KUALA LUMPUR – Some 95% of banks in Asia are using second and third generation banking technology, severely limiting their ability to innovate, while increasing their costs, according to a new report.
An International Data Corporation (IDC) sponsored report by Thought Machine entitled, “Digital Core — Now Is the Time” released on July 29 said with the average age of core banking technology in Asia at 20 or more years, the imposed technology gap for infrastructure is increasing banks Cost-to-Income (C/I) ratios by 3% – 5%.
The report said limited ability to automate processes and decisioning adds another 4% – 7% to the C/I ratio.
The report added that banks that are not ready to migrate to fourth generation organic digital core technologies are unlikely to meet their digitalisation objectives and will become vulnerable to acquisition by more digitally advanced banks in the next two to four years.
It said the major reasons banks are hesitant to replace and upgrade their core banking infrastructure to the fourth generation includes newly replaced core systems, resource constraints, and an (incorrect) assumption that digitalisation is fulfilled by the adoption of internet and mobile banking.
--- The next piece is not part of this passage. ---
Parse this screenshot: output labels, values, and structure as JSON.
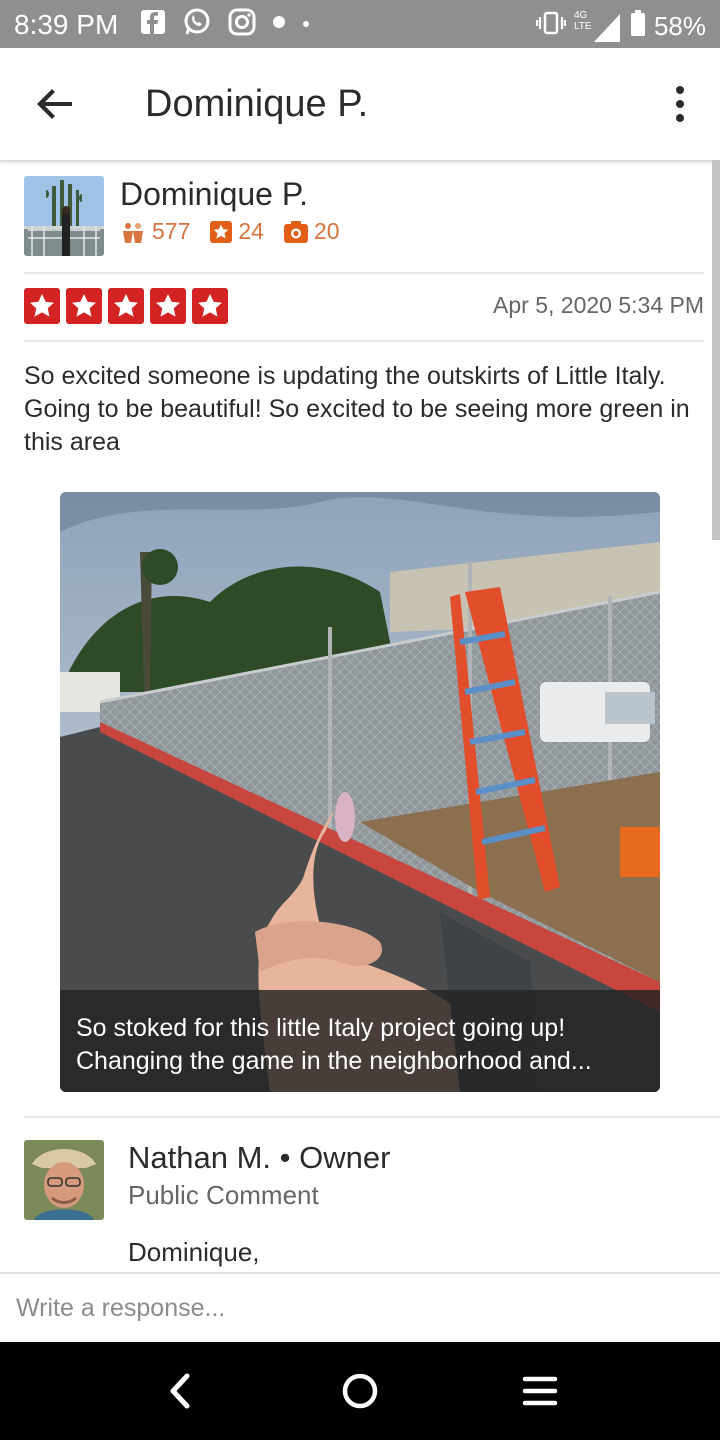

The report highlighted that while many banks are hesitating, several dynamic mid-sized banks are moving quickly in adopting fourth generation core banking systems.
It said these banks will experience true digital transformation, increased business productivity, adaptation without disruption and easy integration to external and internal systems.
The report said acceleration in digital transformation, opportunities to monetise IT assets, partnerships with challenger banks and fintechs, cost effectiveness of migrating to organic digital core platforms and risk of acquisition are the key drivers for banks across the region to replace their core banking today.
Thought Machine’s Singapore-based APAC managing director APAC Nick Wilde said the Asian banking sector is experiencing rapid and radical innovation.
“Technology is at the core of that innovation, especially cloud platforms, allowing new digital banks to be built with cloud technology from the ground up, providing reduced costs, increased flexibility and product innovation.
“That is putting pressure on incumbent banks, weighed down by outdated technology and rigid silos, to find solutions to help them stay in the game.
“Thought Machine enables financial institutions, neo banks and challengers in Asia to rethink core banking offerings, serve new market segments and bring hyper-personalised products to market with agility and scalability,” he said.
Meanwhile, IDC Financial Insights Associate Vice President Michael Araneta said financial service institutions need to prioritise core banking technology migration discussions, so that other initiatives like digital innovation, customer-centric offerings and personalisation can truly take centre stage in their future strategy.